Madeline Reed

MSc student, Public Health and Health Systems

Madeline Reed


MSc Public Health and Health Systems

Graduate supervisor

Mark Ferro

My thesis

My thesis compared health-related quality of life (HRQoL) in parents of children with mental illness to adult Canadian population norms and found that these parents had significantly poorer physical and mental HRQoL. Health-related quality of life includes one’s perceptions of their day-to-day functioning and well-being in domains including physical, social and mental health (Hays & Reeve, 2008). While controlling for demographic factors such as age, gender and clinical factors such as parental stress and mental health, I modelled the association between family functioning and HRQoL in parents. I examined whether the nature of this relationship was augmented by factors such as child age or parental mental health. Family dysfunction was found to be associated with poorer mental HRQoL in parents and this association was robust. These findings support the adoption of approaches to care that foster active collaboration among healthcare providers, children and their families (i.e., family-centred care) within child psychiatry settings in an effort to promote the best possible health outcomes for all family members.

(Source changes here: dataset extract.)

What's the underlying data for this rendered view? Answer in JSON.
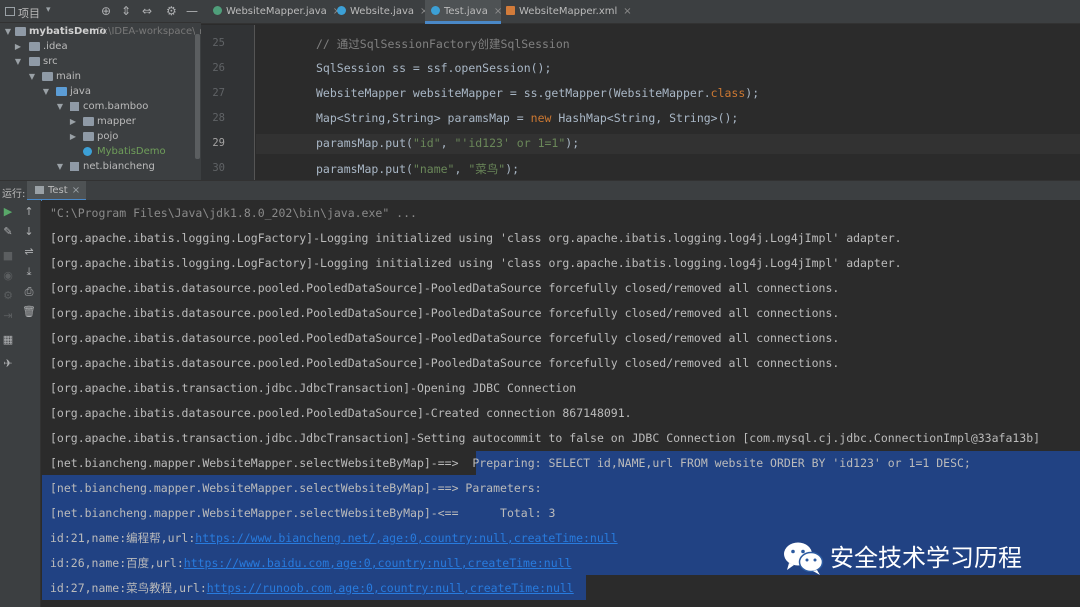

My time in the School of Public Health and Health Systems (SPHHS)

I have had the opportunity to meet and work with so many great people in SPHHS. The staff and students are so welcoming and friendly, and I have made lifelong friends here. I have learned a lot through working and collaborating with my fellow students and colleagues.  

Hays, R. D., & Reeve, B. B. (2008). Measurement and modeling of health-related quality of life. International Encyclopedia of Public Health, 241–252.